By Todd Cohen
Slapped in the face by the economic crisis, nonprofits should be focusing on how to best run their shops, serve their clients and engage their givers.
The news is grim: Paul Light of New York University expects 100,000 of the 1.3 million nonprofits in the U.S. to fail this year, while a new survey by consulting firm Marts & Lundy says the recession has triggered roughly 20 percent in staff cuts at nonprofits.
And barely a day passes without reports of charitable retrenchment.
But despite the reality check, nonprofits and foundations alike seem lost in their delusion of entitlement.
Instead of getting their act together and making their own way, nonprofits are rushing to belly up to the federal-stimulus buffet while moaning that the federal government is ignoring them and that proposed limits on tax deductions for charitable contributions will hurt them.
And foundations continue to squeeze out crocodile tears about the decline in the value of their investments, forced tears that cloud the vision of foundation officials so badly they cannot read the bank statements showing they still control vast wealth.
That wealth, which givers donated to foundations to support charitable causes, is not the personal piggybank of foundations’ boards and staff, or an investment portfolio for perpetuating their personal power.
Despite the drop in its value, foundations can and should use that wealth to address the urgent needs of nonprofits and the communities they serve, needs that are escalating in inverse proportion to the free-fall of the U.S. economy.
Foundations need to do a lot better.
In “Philanthropy at its Best,” released last week, the National Committee for Responsive Philanthropy prescribes benchmarks designed “to assess and enhance” grantmakers’ impact.
Saying the largest U.S. foundations give only one of every three dollars, for example, to benefit “the economically and socially disadvantaged,” the watchdog group wants every foundation to make its board more diverse, and to invest at least half its annual giving in meeting the needs of low-income communities, communities of color and marginalized groups, and one-fourth for advocacy, organizing and civic engagement.
Foundations should in fact be required to give more of their assets in return for the generous tax breaks they and their donors enjoy, and they should indeed be pushed to give more to groups mainstream philanthropy often ignores.
And instead of griping about the plunge in the value of their assets all the way to their expensive luncheons and gala dinners, foundations should be digging deeper than ever to address urgent social and global problems that simply are getting worse in the economic crisis.
But forcing foundations to pick their boards and make their grants to better reflect the complex demographics of the communities they serve would betray the free choice in which democracy and the charitable marketplace are rooted and on which their survival and success depend.
And where would the mandates stop? Should foundations also be required to make their boards and grants better reflect the broad range of spiritual belief, political affiliation, sexual orientation and cultural taste in their communities? And who would be the final judge of whether the makeup of the board and grants was correct?

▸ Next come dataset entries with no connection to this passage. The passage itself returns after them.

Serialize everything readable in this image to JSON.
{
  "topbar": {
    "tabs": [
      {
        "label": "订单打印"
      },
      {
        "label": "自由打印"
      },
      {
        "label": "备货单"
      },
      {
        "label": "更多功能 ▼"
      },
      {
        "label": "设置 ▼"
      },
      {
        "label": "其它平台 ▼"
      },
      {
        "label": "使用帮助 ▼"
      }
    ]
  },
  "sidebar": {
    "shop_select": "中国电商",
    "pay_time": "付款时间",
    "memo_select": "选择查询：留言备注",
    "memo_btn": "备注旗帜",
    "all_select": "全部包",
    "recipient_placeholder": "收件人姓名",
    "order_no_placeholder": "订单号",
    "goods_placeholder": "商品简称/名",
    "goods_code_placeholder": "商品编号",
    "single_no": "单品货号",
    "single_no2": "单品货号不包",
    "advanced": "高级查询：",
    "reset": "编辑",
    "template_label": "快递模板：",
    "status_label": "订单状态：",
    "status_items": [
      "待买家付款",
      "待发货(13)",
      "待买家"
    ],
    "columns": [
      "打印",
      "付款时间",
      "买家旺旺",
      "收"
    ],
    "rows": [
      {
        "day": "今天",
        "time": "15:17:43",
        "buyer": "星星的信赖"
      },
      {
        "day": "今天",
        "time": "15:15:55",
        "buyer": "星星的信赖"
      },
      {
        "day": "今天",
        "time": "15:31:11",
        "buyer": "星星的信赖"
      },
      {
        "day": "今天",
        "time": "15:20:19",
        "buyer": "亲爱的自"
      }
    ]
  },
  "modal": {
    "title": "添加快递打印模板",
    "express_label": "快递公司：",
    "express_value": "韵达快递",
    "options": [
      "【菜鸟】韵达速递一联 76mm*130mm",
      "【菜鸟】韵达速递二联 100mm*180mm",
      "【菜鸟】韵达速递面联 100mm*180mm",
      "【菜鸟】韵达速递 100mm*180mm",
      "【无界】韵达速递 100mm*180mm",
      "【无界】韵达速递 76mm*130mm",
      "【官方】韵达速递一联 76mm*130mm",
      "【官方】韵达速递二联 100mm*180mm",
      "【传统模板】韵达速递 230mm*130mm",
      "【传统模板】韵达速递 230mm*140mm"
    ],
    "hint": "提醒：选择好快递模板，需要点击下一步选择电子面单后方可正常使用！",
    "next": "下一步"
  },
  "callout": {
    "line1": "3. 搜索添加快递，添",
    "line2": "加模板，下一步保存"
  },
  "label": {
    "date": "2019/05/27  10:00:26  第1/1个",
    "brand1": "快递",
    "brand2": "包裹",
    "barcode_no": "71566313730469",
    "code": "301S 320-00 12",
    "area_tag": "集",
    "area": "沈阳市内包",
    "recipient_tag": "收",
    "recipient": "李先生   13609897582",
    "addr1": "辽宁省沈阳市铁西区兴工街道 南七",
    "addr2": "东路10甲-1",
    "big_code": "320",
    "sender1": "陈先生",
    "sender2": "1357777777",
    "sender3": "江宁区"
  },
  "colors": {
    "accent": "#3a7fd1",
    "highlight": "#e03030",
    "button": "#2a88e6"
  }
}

The pain and suffering the economic crisis is causing for millions of people, including the most vulnerable among us, underscore the need to foster a charitable marketplace that will expand and improve giving and its impact, and produce the most effective solutions to our most urgent social problems.
That requires a charitable marketplace that is open, competitive and fair.
Nonprofits must be free to develop the strategies and partnerships they believe will strengthen their operations, more effectively serve their clients, and better engage givers.
Foundations and individual givers must be free to invest in the charitable causes they choose.
And because they have failed to show they can police themselves, nonprofits and foundations must be subject to tougher regulation that is even-handed and requires they be more open and accountable for the way they do business.
Regulations also must require that foundations pay out a bigger share of their assets in grants.
Foundations now must pay out only five percent of their assets each year, and they can count overhead costs as part of that payout.
In donating their assets to foundations, givers dedicate those assets to support charitable causes, and receive big up-front tax breaks in return.
Instead of sitting on their assets, foundations should give more of those funds to the charitable causes they were donated to support.
In a collapsing economy, the tired claim by foundations that paying out more of their assets will force them out of business rings hollow, whiny, self-serving and plain selfish.
With Washington policymakers at a loss to know how to fix our malignant economy and overwhelming social problems, foundations and nonprofits need to get over their sense of entitlement, face reality and make their operations and programs leaner and smarter.
Moving beyond their belief that their cause alone entitles them to the support they need, nonprofits must prove their value and effectiveness in a fiercely competitive charitable marketplace that will get only more cut-throat as the economic crisis deepens.
Foundations, which do not get a license to operate virtually unchecked simply because they control donated wealth, need to stop making empty promises that they can police themselves.
Instead, foundations must start giving the taxpaying public a full accounting of their operations and a fair return on the tax breaks they and their donors enjoy.
In the face of the damage the imploding economy is causing, the indispensable role the giving sector plays in addressing social and global problems has never been more clear.
Playing that role effectively will require that givers and nonprofits alike stop complaining and instead develop strategies and partnerships that can succeed in the charitable marketplace.